● **Required action**
In the listing below, find each line with the string "button" and return it.

Records for the task: Begin

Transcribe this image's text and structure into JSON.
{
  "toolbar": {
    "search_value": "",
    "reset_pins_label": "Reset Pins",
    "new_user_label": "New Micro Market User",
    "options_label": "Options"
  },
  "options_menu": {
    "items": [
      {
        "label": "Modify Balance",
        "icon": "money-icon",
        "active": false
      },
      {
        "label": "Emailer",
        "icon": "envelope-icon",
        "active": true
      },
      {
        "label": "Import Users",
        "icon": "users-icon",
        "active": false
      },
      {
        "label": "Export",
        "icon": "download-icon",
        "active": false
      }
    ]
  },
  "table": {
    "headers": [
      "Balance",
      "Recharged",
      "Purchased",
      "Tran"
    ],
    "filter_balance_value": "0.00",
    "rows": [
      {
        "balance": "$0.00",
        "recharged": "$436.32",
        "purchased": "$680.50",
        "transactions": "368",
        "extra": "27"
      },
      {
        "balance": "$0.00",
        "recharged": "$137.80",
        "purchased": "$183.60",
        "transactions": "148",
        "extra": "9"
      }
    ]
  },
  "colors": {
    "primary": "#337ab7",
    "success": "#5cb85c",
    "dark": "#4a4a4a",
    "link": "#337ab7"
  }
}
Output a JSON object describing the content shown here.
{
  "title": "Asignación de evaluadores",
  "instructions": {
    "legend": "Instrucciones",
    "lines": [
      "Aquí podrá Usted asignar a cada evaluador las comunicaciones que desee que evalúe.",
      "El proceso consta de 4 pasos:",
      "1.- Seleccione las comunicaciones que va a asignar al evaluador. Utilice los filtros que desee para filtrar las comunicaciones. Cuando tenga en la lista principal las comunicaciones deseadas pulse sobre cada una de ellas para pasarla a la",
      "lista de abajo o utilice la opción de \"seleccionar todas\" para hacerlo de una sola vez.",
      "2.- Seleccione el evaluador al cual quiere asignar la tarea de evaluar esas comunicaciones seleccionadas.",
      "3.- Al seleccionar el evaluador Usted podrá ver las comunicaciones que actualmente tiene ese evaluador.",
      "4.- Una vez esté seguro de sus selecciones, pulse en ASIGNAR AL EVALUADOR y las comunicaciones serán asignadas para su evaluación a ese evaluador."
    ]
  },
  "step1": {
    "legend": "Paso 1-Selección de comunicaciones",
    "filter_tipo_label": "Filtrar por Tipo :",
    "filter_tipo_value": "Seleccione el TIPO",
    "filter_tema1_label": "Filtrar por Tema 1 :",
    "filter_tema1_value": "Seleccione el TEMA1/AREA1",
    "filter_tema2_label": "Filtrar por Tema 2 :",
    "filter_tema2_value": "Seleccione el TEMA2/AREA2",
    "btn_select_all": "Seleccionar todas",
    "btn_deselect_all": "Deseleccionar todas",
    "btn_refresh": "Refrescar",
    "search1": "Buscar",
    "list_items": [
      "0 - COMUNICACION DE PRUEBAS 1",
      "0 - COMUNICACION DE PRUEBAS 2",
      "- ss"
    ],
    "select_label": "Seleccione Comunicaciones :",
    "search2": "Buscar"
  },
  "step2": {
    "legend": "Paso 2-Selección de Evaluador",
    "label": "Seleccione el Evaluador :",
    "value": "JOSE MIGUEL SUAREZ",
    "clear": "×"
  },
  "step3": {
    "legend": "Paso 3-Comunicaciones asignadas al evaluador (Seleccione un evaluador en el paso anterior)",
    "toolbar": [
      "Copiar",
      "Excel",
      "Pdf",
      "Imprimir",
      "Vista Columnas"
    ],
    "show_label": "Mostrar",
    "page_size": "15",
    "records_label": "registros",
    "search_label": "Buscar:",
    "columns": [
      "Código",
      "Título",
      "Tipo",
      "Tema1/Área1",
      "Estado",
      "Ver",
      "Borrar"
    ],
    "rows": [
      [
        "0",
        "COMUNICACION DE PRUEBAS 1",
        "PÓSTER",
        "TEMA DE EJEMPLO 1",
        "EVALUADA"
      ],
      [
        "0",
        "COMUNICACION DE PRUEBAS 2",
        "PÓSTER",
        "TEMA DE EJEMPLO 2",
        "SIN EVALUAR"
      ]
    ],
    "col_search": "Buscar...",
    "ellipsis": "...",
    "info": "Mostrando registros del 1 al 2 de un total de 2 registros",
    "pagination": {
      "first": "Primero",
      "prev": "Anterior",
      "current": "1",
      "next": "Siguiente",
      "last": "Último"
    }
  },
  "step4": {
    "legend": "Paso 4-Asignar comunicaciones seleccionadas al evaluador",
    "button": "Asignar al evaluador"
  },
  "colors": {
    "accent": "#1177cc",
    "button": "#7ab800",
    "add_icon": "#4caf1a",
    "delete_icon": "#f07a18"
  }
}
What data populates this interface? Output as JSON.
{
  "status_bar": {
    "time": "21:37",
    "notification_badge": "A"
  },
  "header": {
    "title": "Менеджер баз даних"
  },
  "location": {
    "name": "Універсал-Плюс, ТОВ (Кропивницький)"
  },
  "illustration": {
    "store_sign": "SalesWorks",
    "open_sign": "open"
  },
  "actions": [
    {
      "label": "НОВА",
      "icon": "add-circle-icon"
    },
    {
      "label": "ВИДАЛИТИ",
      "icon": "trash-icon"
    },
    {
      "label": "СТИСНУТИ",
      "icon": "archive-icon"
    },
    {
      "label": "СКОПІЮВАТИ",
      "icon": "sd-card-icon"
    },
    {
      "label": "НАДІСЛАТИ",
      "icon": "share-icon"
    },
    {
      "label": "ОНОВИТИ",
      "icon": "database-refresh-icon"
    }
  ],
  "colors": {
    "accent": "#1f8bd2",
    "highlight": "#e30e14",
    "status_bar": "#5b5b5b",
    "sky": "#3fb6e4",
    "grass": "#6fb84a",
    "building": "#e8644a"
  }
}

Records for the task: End

● **Task solution**
    "button": "Asignar al evaluador"
    "button": "#7ab800",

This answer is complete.